Why did the 238,230 children leave care in 2014?

  • 51% Reunification with Parent(s) or Primary Caretaker(s)
  • 7% Living with other Relative(s)
  • 21% Adoption
  • 9% Emancipation
  • 9% Guardianship
  • 2% Transfer to Another Agency
  • 0% (1,138) Runaway
  • 0% (326) Death

Gender Preference in the US

*Gender Requested by Adoptive Parents
70-90% Girls, 10-30% Boys

*Gender of Children Awaiting Adoption in U.S. Foster Care
Same ratio reported for 1998, 2000, and 2001
48% Girls, 52% Boys

*Gender of Children Adopted from U.S. Foster Care, 1971-2001
64% Girls, 36% Boys

*Gender of All Adopted Children in the U.S. Under Age 18
According to The year 2000 U.S. Census
53% Girls, 47% Boys

 

When I heard the latest statistic, which isn’t mentioned above, my first reaction was to feel a bit disheartened. I felt like one more heavy brick was being stacked against our kids. But then that fighting spirit in me began to grow. My God is bigger than any statistic! He can overturn any negative stat and turn it into a positive one. Our children have overcome so much already.

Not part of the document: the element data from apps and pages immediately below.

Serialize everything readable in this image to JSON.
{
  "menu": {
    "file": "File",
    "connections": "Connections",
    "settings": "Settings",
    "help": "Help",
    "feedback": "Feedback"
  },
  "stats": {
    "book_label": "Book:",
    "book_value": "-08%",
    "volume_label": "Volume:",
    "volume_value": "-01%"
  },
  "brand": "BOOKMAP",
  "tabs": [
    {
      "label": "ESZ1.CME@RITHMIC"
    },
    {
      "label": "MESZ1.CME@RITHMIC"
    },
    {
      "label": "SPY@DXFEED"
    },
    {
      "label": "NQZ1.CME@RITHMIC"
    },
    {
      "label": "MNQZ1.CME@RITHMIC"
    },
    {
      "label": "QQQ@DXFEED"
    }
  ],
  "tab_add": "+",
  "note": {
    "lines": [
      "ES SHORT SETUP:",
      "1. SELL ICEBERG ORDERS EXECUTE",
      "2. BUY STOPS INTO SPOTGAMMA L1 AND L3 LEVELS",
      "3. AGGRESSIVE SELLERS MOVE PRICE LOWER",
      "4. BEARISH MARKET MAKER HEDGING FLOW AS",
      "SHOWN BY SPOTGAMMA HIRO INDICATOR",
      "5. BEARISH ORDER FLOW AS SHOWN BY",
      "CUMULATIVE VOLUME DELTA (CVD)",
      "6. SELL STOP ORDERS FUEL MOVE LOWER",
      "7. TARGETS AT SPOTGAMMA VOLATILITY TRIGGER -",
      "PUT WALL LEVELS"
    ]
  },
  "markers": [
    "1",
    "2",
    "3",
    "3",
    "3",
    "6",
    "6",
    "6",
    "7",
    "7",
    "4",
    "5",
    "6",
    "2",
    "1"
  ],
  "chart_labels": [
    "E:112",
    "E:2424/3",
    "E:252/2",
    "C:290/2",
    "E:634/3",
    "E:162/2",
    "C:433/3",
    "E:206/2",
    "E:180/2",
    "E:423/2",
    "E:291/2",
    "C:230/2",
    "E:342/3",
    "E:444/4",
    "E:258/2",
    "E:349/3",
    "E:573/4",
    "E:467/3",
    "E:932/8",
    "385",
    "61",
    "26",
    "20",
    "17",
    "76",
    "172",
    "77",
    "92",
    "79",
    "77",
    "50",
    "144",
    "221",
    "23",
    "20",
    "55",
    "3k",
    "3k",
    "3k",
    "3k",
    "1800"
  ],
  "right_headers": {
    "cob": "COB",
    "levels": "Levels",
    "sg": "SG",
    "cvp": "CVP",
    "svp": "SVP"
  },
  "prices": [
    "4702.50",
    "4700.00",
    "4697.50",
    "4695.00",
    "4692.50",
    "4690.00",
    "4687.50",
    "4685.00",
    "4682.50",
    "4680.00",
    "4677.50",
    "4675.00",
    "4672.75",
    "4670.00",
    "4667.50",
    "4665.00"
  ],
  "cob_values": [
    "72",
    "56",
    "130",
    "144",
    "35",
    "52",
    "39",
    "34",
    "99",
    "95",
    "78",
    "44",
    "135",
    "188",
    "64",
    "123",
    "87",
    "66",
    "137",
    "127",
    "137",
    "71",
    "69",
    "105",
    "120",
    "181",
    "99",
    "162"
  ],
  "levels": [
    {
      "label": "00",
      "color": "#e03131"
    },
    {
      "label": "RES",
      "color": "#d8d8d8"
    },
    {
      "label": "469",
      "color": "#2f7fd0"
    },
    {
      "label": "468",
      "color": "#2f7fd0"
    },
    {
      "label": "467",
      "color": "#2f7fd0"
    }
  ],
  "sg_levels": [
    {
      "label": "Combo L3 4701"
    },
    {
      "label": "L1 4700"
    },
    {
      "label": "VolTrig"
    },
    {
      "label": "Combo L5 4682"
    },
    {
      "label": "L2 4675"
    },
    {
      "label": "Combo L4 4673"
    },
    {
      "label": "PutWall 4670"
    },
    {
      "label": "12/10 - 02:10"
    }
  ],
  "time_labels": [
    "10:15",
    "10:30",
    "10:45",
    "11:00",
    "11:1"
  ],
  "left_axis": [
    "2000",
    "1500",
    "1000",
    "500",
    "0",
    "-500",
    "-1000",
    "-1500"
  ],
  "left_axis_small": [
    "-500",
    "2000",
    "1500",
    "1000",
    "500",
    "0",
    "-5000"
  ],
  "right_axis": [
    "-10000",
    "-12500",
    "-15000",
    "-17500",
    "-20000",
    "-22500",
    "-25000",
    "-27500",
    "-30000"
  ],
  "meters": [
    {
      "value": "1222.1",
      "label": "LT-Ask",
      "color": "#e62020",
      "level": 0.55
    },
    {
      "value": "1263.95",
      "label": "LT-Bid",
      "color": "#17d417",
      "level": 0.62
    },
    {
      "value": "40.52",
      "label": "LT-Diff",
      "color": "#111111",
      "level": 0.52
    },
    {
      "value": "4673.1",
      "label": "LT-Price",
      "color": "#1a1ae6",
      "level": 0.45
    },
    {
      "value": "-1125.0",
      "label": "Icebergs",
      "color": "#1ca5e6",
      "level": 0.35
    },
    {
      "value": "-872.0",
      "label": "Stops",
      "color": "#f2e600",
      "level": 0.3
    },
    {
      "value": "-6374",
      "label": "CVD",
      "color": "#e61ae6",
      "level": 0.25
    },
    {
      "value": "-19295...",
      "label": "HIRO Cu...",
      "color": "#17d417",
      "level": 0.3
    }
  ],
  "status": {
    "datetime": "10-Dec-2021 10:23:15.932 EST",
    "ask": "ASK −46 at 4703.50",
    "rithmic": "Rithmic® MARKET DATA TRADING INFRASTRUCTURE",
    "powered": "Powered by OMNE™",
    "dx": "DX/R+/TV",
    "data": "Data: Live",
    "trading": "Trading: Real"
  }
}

Yes, the tables may be stacked against them but I stand on the power and grace of God. The giver of life, the Redeemer, the father to the fatherless, husband to the widow, healer of broken hearts, sustainer, grace and forgiveness giver…I really could go on and on. I choose to believe in who my God is and His power, not the statistics that peddle their way into lives attempting to destroy them.

By God’s grace, our kids will rise.

Big Family Mama

Looking at my life, while I have always been more of an introvert, I think I was destined to be a mama to a big family.

Growing up for a time we lived with our grandparents and two aunts. My mom comes from a big family and always having family around was normal for me as a child. Many big potluck meals, sleepovers squished in with cousins, learning to bake with Grandma and fractions with Grandpa help shape the way I see family today.

Having divorced parents who both remarried meant having multiple siblings…full biological, step and half, step mom, step dad all trying to blend into one. Kind of weird when a classmate becomes your step sister or that you are old enough to be the mom of your three half brothers. This shaped the way I view blended families.

Take the time my mom and I were visiting my cousin in the hospital. The little patient he roomed with lay helpless in his crib having broken limbs planted the seed of adoption in my heart. That seed being watered and fertilized unknowingly along the way. Leading me to have a heart that sees adoption as being family.

When I met my husband, Robert, he wanted four kids, which to me was a big family. Huge in fact. I thought he was crazy, but I loved him and said why not. I had not yet put all of these events together. I could not yet see how God was preparing me all along to mother six kids.

It wasn’t until about a year or so after bringing our youngest kids home and our kids were sitting around the table that being a mama to so many kids felt right. The so many became family. They became who I am, who I was called to be all along. Our house is noisy. There is always a door opening or closing in our home. There is currently dog hair and dirt mixed in with the wet pool feet marks on our freshly cleaned floors. One child is happily drawing on the patio table while four others are cooling off in our small rectangular pool after playing backyard baseball. And when our oldest and her husband join us we feel that much more complete. To be called their mother I am grateful.